Source data
────

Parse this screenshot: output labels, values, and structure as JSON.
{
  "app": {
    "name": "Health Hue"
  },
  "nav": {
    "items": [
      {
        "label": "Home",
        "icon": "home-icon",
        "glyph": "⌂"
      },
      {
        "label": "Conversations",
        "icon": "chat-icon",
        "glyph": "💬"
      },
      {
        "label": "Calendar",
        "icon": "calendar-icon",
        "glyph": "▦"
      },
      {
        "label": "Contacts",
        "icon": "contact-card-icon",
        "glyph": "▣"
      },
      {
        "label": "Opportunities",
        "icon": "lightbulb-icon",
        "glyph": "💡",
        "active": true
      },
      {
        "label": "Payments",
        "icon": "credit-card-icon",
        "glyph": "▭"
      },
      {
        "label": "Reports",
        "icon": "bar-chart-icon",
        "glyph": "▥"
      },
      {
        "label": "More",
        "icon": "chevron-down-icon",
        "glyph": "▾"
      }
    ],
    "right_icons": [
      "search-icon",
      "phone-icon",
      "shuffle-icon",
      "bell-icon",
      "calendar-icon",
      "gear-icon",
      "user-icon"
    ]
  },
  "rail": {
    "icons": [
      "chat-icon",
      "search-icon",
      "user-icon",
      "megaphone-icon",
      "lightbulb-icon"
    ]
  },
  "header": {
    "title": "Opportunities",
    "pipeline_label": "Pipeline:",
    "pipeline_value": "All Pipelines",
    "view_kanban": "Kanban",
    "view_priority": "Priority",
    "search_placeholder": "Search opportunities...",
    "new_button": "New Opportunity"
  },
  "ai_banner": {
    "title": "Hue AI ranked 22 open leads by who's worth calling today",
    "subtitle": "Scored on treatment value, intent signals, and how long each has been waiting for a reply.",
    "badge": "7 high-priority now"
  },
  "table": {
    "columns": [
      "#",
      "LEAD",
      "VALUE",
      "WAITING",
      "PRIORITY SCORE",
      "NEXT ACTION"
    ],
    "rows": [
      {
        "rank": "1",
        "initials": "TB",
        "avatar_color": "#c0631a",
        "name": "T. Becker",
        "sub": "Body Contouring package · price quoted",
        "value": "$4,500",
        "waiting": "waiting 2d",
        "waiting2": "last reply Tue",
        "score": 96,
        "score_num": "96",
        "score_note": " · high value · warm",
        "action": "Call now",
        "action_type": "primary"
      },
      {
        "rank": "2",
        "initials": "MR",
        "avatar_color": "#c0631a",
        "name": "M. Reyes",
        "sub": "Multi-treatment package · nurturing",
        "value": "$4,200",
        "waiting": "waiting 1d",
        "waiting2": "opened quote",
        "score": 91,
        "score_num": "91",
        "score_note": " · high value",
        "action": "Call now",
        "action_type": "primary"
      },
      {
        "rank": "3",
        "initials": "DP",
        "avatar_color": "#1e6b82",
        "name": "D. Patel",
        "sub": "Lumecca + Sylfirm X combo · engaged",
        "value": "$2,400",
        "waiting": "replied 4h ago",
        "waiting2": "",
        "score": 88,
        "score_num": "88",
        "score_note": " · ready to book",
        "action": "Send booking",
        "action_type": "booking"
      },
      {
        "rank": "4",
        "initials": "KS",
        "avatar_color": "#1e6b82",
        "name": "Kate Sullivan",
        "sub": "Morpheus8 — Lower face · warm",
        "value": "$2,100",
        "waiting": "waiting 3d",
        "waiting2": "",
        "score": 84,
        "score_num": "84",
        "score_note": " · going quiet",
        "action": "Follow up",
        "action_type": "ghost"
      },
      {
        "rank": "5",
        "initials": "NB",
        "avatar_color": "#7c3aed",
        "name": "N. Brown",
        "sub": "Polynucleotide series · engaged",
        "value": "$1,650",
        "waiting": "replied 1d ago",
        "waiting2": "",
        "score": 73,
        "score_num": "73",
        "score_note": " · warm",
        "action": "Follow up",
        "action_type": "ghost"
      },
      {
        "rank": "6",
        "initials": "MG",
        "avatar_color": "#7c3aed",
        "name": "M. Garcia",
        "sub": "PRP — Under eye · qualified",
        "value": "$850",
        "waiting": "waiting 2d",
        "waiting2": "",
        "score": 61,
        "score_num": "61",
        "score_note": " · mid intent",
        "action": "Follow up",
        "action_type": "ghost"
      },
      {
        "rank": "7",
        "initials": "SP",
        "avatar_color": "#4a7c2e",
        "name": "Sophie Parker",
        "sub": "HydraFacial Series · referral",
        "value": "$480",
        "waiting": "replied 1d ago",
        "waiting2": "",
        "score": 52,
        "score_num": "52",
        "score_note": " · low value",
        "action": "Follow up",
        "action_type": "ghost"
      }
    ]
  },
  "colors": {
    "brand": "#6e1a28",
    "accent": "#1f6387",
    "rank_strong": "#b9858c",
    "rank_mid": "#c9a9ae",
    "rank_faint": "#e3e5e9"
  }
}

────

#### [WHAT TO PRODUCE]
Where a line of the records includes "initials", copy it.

#### [SOLUTION FOR THIS EXERCISE]
        "initials": "TB",
        "initials": "MR",
        "initials": "DP",
        "initials": "KS",
        "initials": "NB",
        "initials": "MG",
        "initials": "SP",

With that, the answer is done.